The FFIEC issued a joint statement recently regarding Microsoft’s discontinuation of support for Windows XP. The statement requires financial institutions to identify, assess, and manage the risks of these devices in their institutions after April 8, 2014. After this date Microsoft will no longer provide regular security patches or support for this product, potentially leaving those devices vulnerable to cyber-attack and/or incompatibility with other applications.
Identifying, assessing and managing these devices within your own organization is fairly straightforward. Have your admin or support provider run an OS report and present it to the IT Committee for review and discussion of possible mitigation options. But somewhat lost in the FFIEC guidance is the fact that you are also responsible for identifying and assessing these devices at your third-party service providers as well. While the statement was written as if it was directed at both FI’s and TSP’s separately, the FFIEC makes it clear that:
A financial institution’s use of a TSP to provide needed products and services does not diminish the responsibility of the institution’s board of directors and management to ensure that the activities are conducted in a safe and sound manner and in compliance with applicable laws and regulations, just as if the institution were to perform the activities in-house.
So my interpretation of the expectations resulting from this guidance is that you must reach out to your critical service providers and ask about any XP devices currently in use at their organization. If they aren’t using any, an affidavit from the CIO or similar person should suffice. If they are, a statement about how they plan to mitigate the risk should be made a part of your risk assessment. The fact that the FFIEC mentioned “TSP’s” five times in less than two pages indicates to me that they expect you to be pro-active about this.

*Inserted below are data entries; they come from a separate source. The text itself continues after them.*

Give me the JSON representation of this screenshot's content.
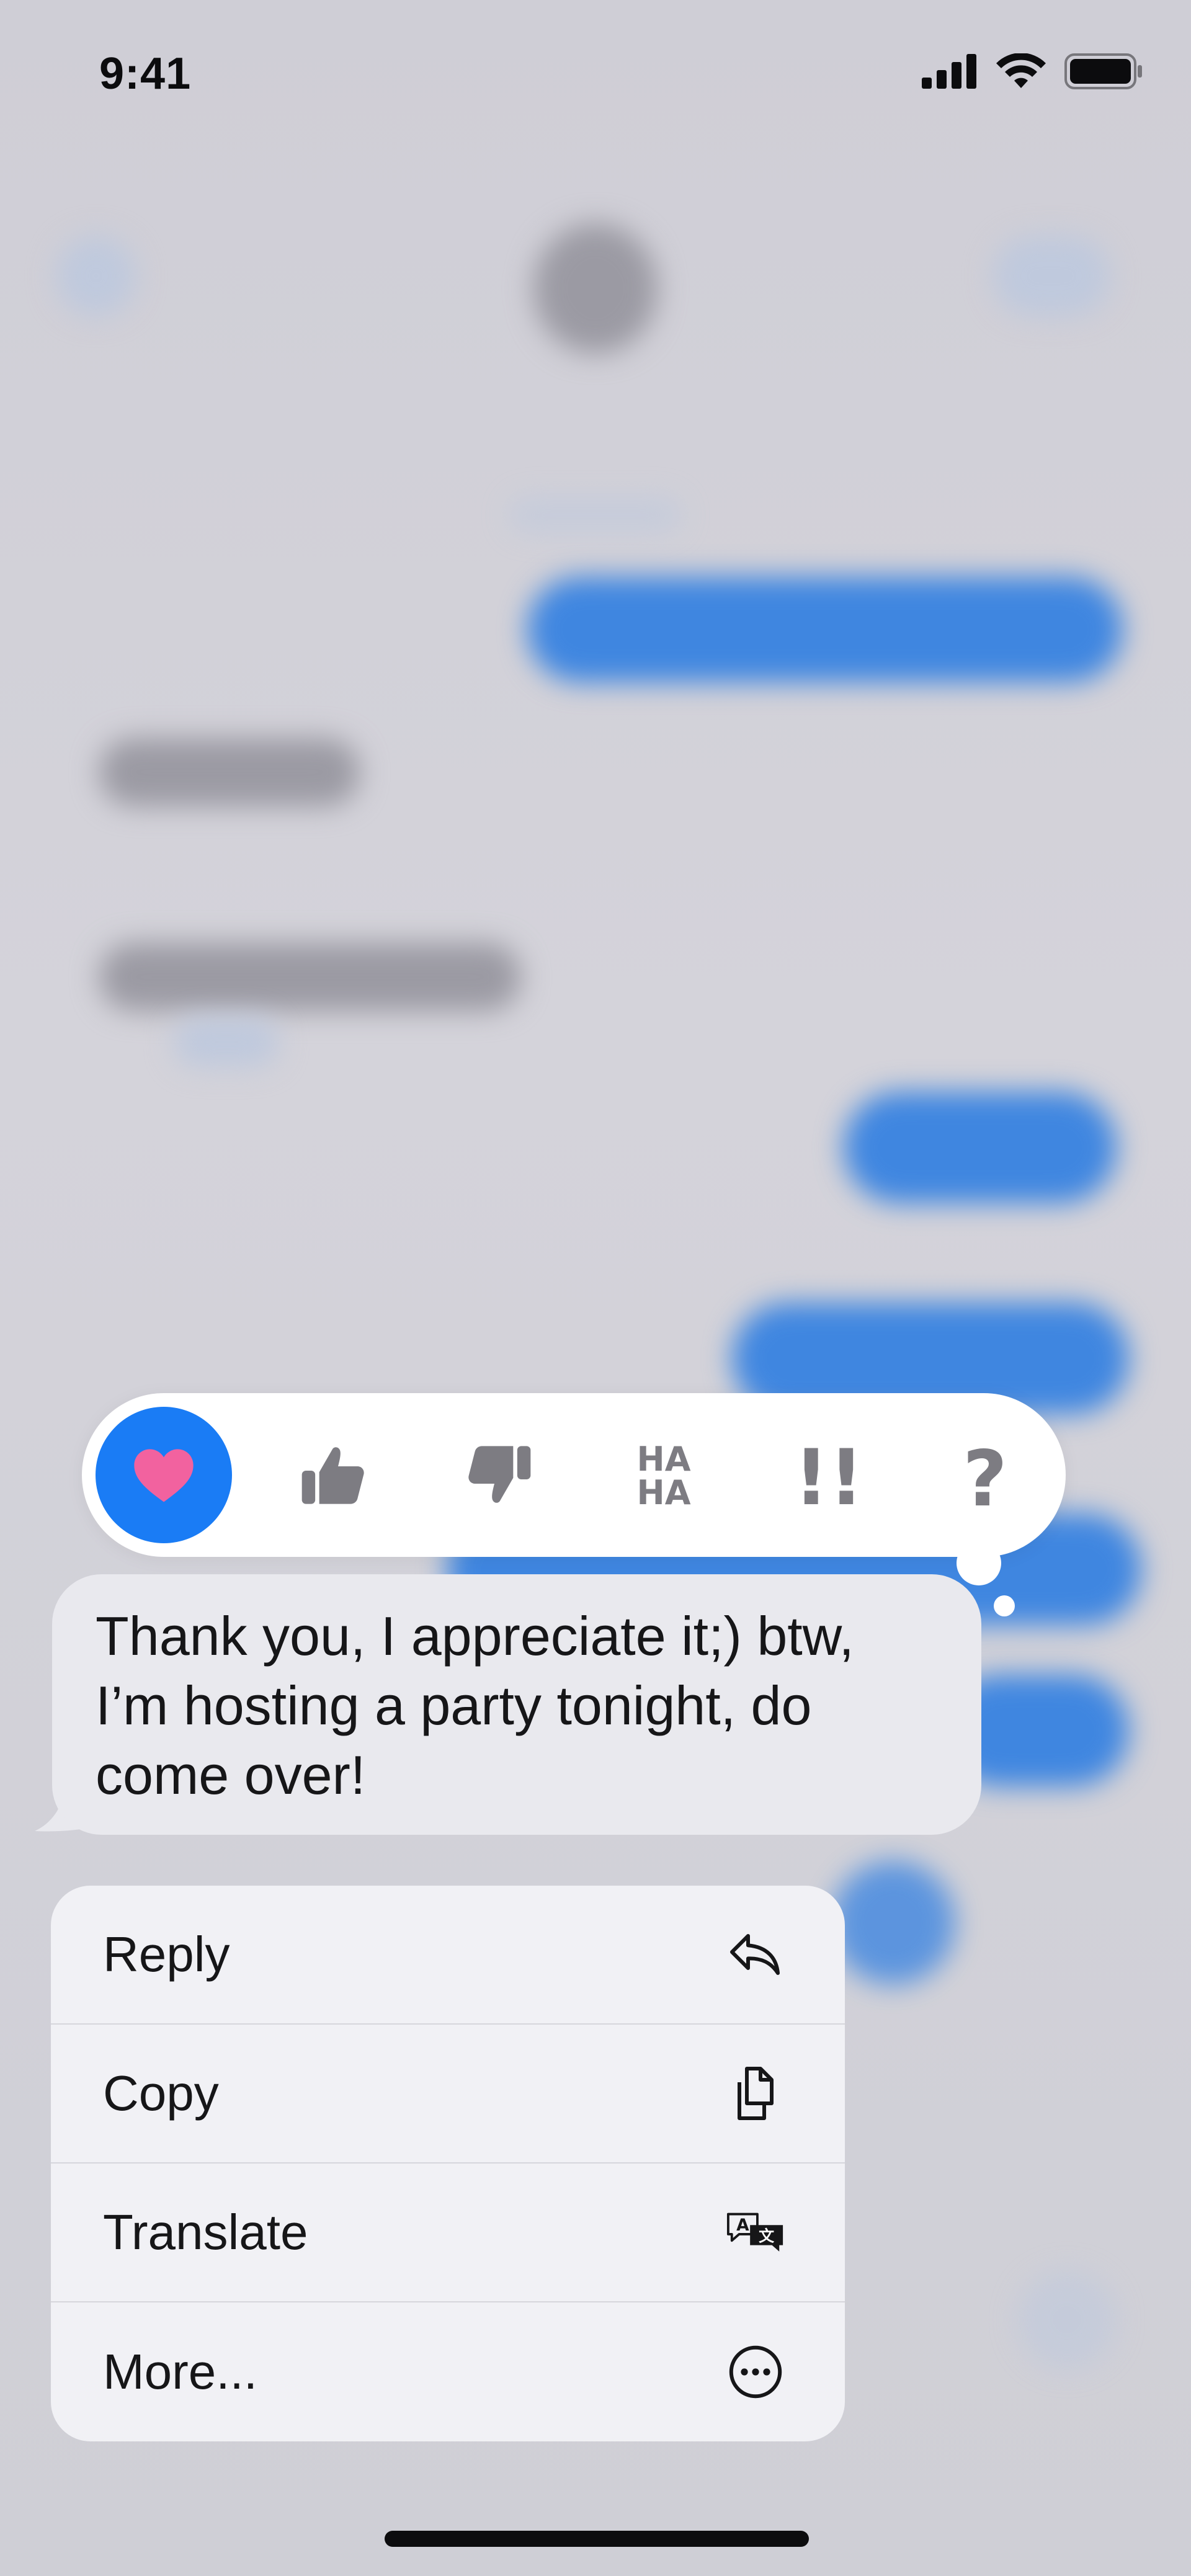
{
  "status_bar": {
    "time": "9:41"
  },
  "reactions": [
    {
      "name": "heart",
      "selected": true
    },
    {
      "name": "thumbs-up",
      "selected": false
    },
    {
      "name": "thumbs-down",
      "selected": false
    },
    {
      "name": "haha",
      "label": "HA HA",
      "selected": false
    },
    {
      "name": "exclamation",
      "label": "!!",
      "selected": false
    },
    {
      "name": "question",
      "label": "?",
      "selected": false
    }
  ],
  "message": {
    "text": "Thank you, I appreciate it;) btw, I’m hosting a party tonight, do come over!"
  },
  "menu": {
    "items": [
      {
        "label": "Reply",
        "icon": "reply-icon"
      },
      {
        "label": "Copy",
        "icon": "copy-icon"
      },
      {
        "label": "Translate",
        "icon": "translate-icon"
      },
      {
        "label": "More...",
        "icon": "more-icon"
      }
    ]
  },
  "colors": {
    "accent": "#1a7cf5",
    "heart": "#f2629f",
    "reaction_gray": "#7d7c82",
    "bubble": "#e9e9ee",
    "menu_bg": "#f1f1f5",
    "background_blue": "#3f86e0"
  }
}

One other thing that might have been overlooked in the guidance is this concept of operational risk. Many IT risk assessments focus exclusively on the information security elements in their risk assessments, i.e. access to NPI/PII. They only assess the GLBA elements of privacy and security. Operational risk addresses the risk of failure, or of not performing to management’s expectations. If your risk assessment is limited only to GLBA elements, expand it. Make sure the criticality of the asset, product, or service is assessed as well. And, when indicated by high residual risk, refer to your business continuity plan for further mitigation.